Simon Cumbers, the BBC cameraman shot dead in the Saudi Arabian capital, Riyadh, was described by Jack Straw, the Foreign Secretary, as a "larger than life" character.
Born in Navan, Co Meath, in the Irish Republic, he was described as "a happy-go-lucky chap" and "a talented middle-distance runner" during his time at the local St Patrick's secondary school. After starting as a journalist at his local newspaper, The Weekender, in the 1980s, Mr Cumbersbecame a radio reporter in Ireland and later a television correspondent for ITN before he crossed over to camerawork.
A BBC spokesman said: "His unusual mix of technical expertise coupled with a journalistic background was at the heart of his success."
Working as a freelancer, he operated throughout the world for news outlets including the BBC, Associated Press Television and ITN, covering stories such as the Omagh bombing, the Good Friday Agreement and disturbances at Drumcree.
In 1998 he set up his own company, Locum Productions, with his wife, Louise Bevan, a fellow journalist with wide experience, including several years with TV-am, covering the Gulf War from Israel in 1991 as well as the build-up to war in Iraq.
The company was set up to cover the newsgathering needs of British and international broadcasters by providing experienced, multi-skilled camera crews and editors, producers and reporters. Mr Cumbers continued to work around the globe filming and editing on news events for international broadcasters. He was also involved in longer format, current affairs programmes.
However dangerous his assignments, Mr Cumbers was convinced that journalists should never be armed. In January this year, during a debate on the security of war reporters, he argued passionately against the idea of journalists carrying weapons.

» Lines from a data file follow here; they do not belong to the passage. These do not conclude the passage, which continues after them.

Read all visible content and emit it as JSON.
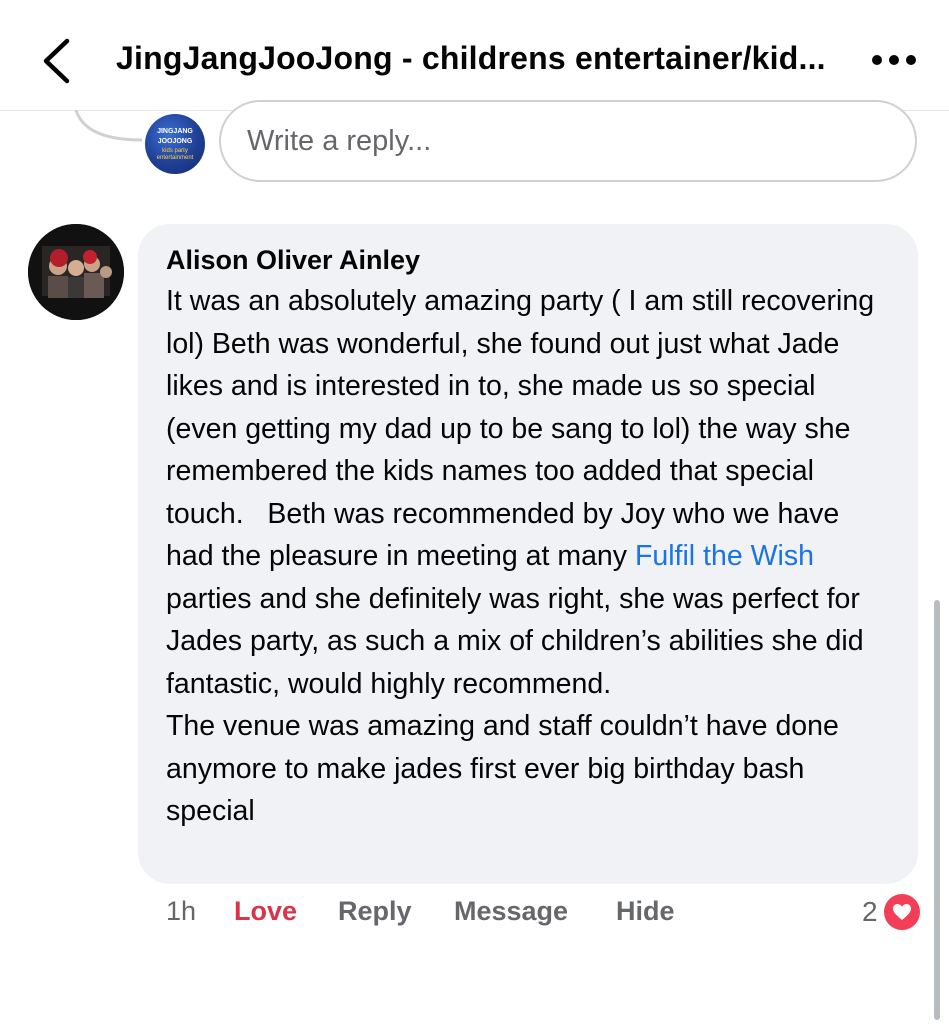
{
  "header": {
    "title": "JingJangJooJong - childrens entertainer/kid...",
    "back_icon": "chevron-left-icon",
    "more_icon": "more-horizontal-icon"
  },
  "reply_composer": {
    "placeholder": "Write a reply...",
    "avatar_logo": "JINGJANG JOOJONG",
    "avatar_sub": "kids party entertainment"
  },
  "comment": {
    "author": "Alison Oliver Ainley",
    "text_before_link": "It was an absolutely amazing party ( I am still recovering lol) Beth was wonderful, she found out just what Jade likes and is interested in to, she made us so special (even getting my dad up to be sang to lol) the way she remembered the kids names too added that special touch.   Beth was recommended by Joy who we have had the pleasure in meeting at many ",
    "link_text": "Fulfil the Wish",
    "text_after_link": " parties and she definitely was right, she was perfect for Jades party, as such a mix of children’s abilities she did fantastic, would highly recommend.\nThe venue was amazing and staff couldn’t have done anymore to make jades first ever big birthday bash special",
    "link_color": "#1b74e4"
  },
  "actions": {
    "time": "1h",
    "love": "Love",
    "reply": "Reply",
    "message": "Message",
    "hide": "Hide",
    "love_color": "#d8344a"
  },
  "reaction": {
    "count": "2",
    "icon": "heart-icon",
    "color": "#f33e58"
  }
}
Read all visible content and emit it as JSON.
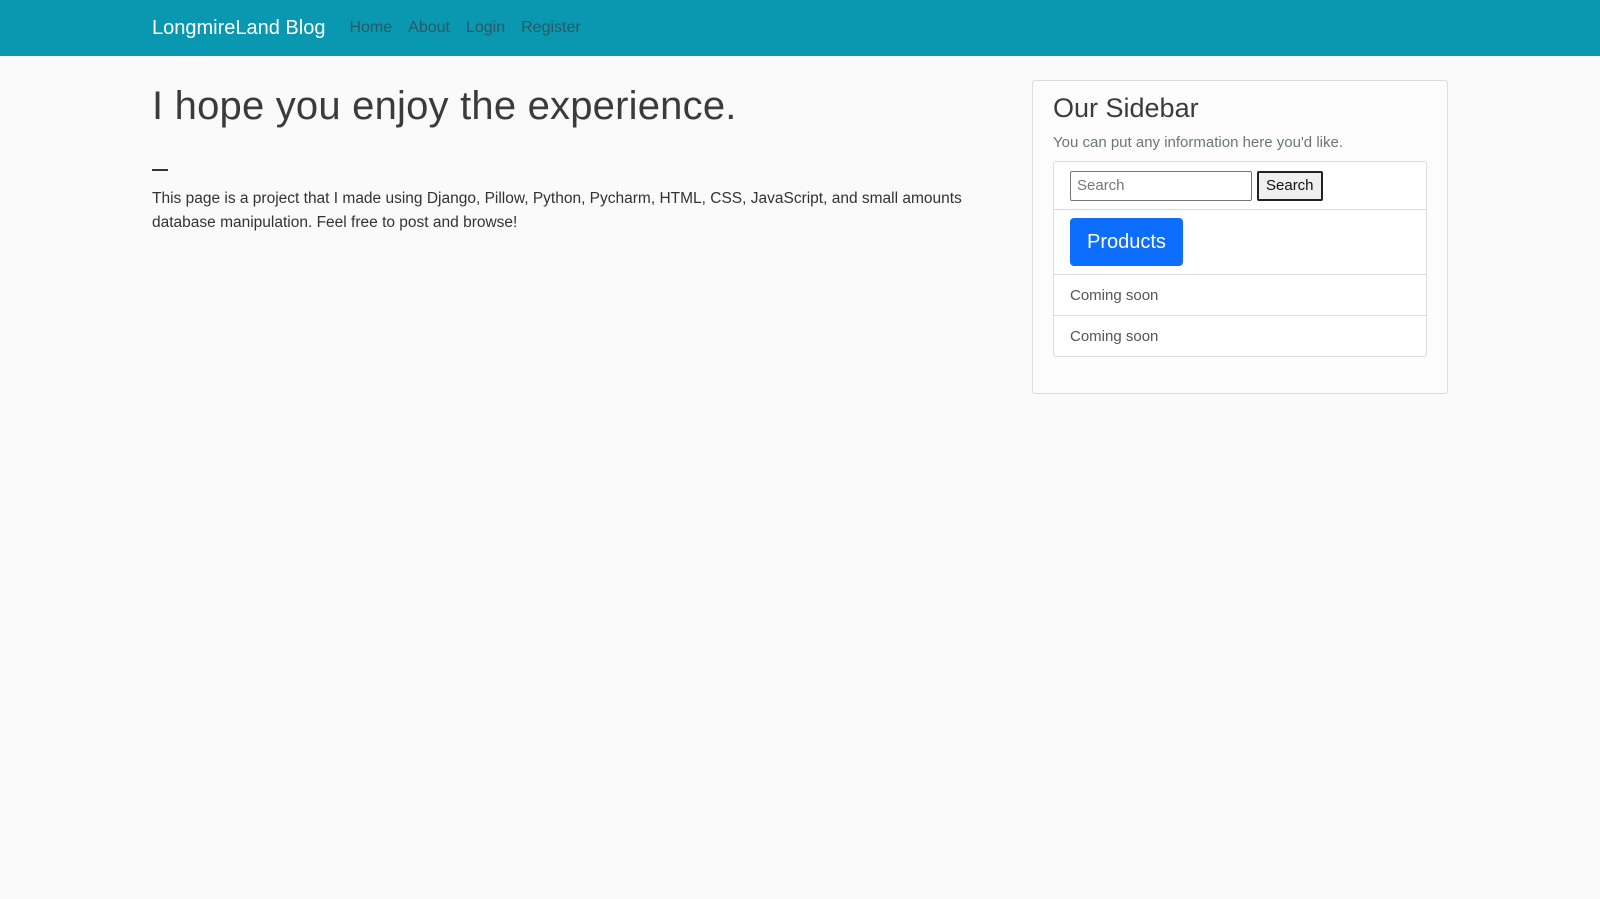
{
  "navbar": {
    "brand": "LongmireLand Blog",
    "links": [
      "Home",
      "About",
      "Login",
      "Register"
    ],
    "background": "#0a97b0"
  },
  "main": {
    "heading": "I hope you enjoy the experience.",
    "paragraph": "This page is a project that I made using Django, Pillow, Python, Pycharm, HTML, CSS, JavaScript, and small amounts database manipulation. Feel free to post and browse!"
  },
  "sidebar": {
    "title": "Our Sidebar",
    "lead": "You can put any information here you'd like.",
    "search": {
      "placeholder": "Search",
      "button_label": "Search"
    },
    "products_label": "Products",
    "products_color": "#0d6efd",
    "items": [
      "Coming soon",
      "Coming soon"
    ]
  }
}
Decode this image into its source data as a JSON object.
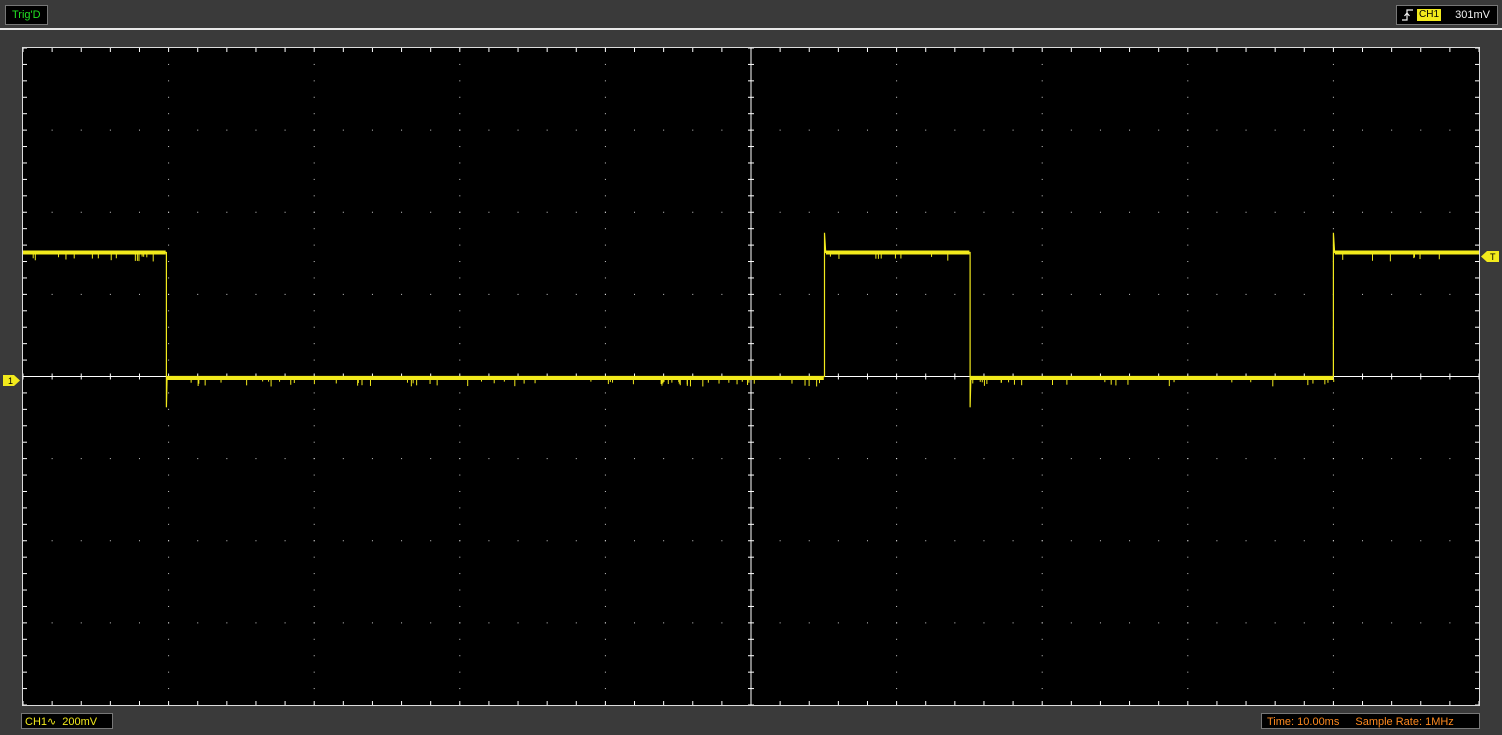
{
  "status": {
    "trigger_state": "Trig'D"
  },
  "trigger": {
    "channel": "CH1",
    "level": "301mV",
    "edge_icon": "rising-edge-icon",
    "marker_label": "T"
  },
  "channel": {
    "name": "CH1",
    "coupling_icon": "ac-coupling-icon",
    "coupling_glyph": "∿",
    "volts_per_div": "200mV",
    "marker_label": "1"
  },
  "timebase": {
    "label": "Time:",
    "value": "10.00ms"
  },
  "sample_rate": {
    "label": "Sample Rate:",
    "value": "1MHz"
  },
  "colors": {
    "trace": "#f2ea1c",
    "screen": "#000000",
    "grid": "#ffffff",
    "status_ok": "#21e021",
    "time_text": "#ff8a1f"
  },
  "chart_data": {
    "type": "line",
    "title": "",
    "xlabel": "",
    "ylabel": "",
    "xlim": [
      -50,
      50
    ],
    "ylim": [
      -800,
      800
    ],
    "x_unit": "ms",
    "y_unit": "mV",
    "grid": true,
    "series": [
      {
        "x": [
          -50,
          -40.2,
          -40.15,
          -40.1,
          5.0,
          5.05,
          5.1,
          15.0,
          15.05,
          15.1,
          5.1,
          50
        ],
        "y": [
          302,
          302,
          -75,
          0,
          0,
          350,
          302,
          302,
          -75,
          0,
          0,
          302
        ],
        "note_skip": true
      }
    ]
  }
}
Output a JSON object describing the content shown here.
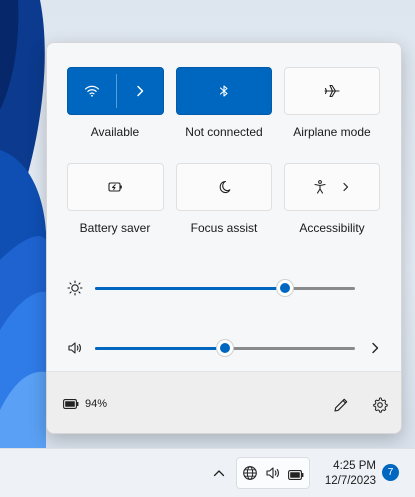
{
  "quick_settings": {
    "tiles": [
      {
        "label": "Available",
        "icon": "wifi-icon",
        "state": "on",
        "has_chevron": true
      },
      {
        "label": "Not connected",
        "icon": "bluetooth-icon",
        "state": "on"
      },
      {
        "label": "Airplane mode",
        "icon": "airplane-icon",
        "state": "off"
      },
      {
        "label": "Battery saver",
        "icon": "battery-saver-icon",
        "state": "off"
      },
      {
        "label": "Focus assist",
        "icon": "moon-icon",
        "state": "off"
      },
      {
        "label": "Accessibility",
        "icon": "accessibility-icon",
        "state": "off",
        "has_chevron": true
      }
    ],
    "brightness": {
      "icon": "brightness-icon",
      "value_percent": 73
    },
    "volume": {
      "icon": "speaker-icon",
      "value_percent": 50
    }
  },
  "footer": {
    "battery_text": "94%",
    "battery_icon": "battery-icon",
    "edit_icon": "pencil-icon",
    "settings_icon": "gear-icon"
  },
  "taskbar": {
    "time": "4:25 PM",
    "date": "12/7/2023",
    "notification_count": "7",
    "tray_icons": [
      "globe-icon",
      "speaker-icon",
      "battery-icon"
    ]
  },
  "colors": {
    "accent": "#0067c0",
    "panel": "#f3f3f3"
  }
}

Downing Street led the tributes to Mr Cumbers yesterday. Tony Blair's official spokesman said: "For those of us who came across Simon in his work, we know that he was a decent man."
Mr Straw said that Mr Cumbers was a "great guy" whom he respected from travelling with him on trips. "He was in many ways larger than life and kept the rest of us entertained. It makes his death all the more tragic and poignant."
Stewart Purvis, chief executive of ITN at the time when Mr Cumbers worked for the organisation, described him as a very ambitious reporter with "tons of enthusiasm and also tons of good ideas".
Mr Purvis added: "He had a wonderful sense of humour, he was just good fun around the newsroom and I think that is how he will be remembered by those who worked with him here."
His widow is on compassionate leave from her jobs at Radio 5 Live and BBC News 24.
Mr Cumbers, who was 36, also leaves behind his parents Brona and Bob, and his siblings Stephen, Caitriona and Eimear.Reuse content